(Provided data)

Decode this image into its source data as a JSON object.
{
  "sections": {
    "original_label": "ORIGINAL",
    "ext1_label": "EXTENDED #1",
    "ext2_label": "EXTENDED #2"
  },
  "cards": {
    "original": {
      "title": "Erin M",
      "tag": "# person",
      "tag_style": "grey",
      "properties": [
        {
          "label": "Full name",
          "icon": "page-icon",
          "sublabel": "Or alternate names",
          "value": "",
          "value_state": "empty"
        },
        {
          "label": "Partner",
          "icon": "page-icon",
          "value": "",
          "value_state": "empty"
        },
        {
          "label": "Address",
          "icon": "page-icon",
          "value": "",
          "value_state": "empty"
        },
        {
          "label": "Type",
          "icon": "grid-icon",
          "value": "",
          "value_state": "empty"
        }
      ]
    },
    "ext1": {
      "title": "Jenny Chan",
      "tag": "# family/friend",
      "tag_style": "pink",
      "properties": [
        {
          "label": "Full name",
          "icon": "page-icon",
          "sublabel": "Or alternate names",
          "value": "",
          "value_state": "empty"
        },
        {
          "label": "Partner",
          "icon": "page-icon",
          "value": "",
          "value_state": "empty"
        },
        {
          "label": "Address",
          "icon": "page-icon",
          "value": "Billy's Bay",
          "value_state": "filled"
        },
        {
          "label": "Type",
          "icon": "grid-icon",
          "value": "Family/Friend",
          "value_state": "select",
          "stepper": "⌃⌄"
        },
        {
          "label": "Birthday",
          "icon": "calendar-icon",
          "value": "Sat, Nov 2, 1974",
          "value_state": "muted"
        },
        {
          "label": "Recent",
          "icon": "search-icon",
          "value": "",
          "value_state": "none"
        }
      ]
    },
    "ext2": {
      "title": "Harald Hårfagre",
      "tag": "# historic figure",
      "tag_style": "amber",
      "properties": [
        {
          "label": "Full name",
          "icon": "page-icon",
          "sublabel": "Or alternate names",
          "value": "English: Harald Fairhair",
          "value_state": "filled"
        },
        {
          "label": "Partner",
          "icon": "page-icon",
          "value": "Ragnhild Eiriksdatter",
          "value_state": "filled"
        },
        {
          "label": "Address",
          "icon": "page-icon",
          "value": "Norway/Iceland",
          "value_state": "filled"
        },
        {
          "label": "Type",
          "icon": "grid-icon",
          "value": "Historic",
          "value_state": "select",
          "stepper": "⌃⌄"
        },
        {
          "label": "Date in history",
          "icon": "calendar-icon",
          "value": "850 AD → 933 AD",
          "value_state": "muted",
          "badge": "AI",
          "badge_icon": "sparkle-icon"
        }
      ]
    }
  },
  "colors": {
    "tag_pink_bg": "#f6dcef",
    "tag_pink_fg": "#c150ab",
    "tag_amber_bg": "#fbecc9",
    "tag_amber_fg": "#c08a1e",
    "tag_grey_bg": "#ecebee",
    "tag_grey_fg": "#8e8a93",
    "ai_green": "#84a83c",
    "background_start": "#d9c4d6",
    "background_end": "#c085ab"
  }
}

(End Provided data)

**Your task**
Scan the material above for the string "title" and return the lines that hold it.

**Exercise solution**
      "title": "Erin M",
      "title": "Jenny Chan",
      "title": "Harald Hårfagre",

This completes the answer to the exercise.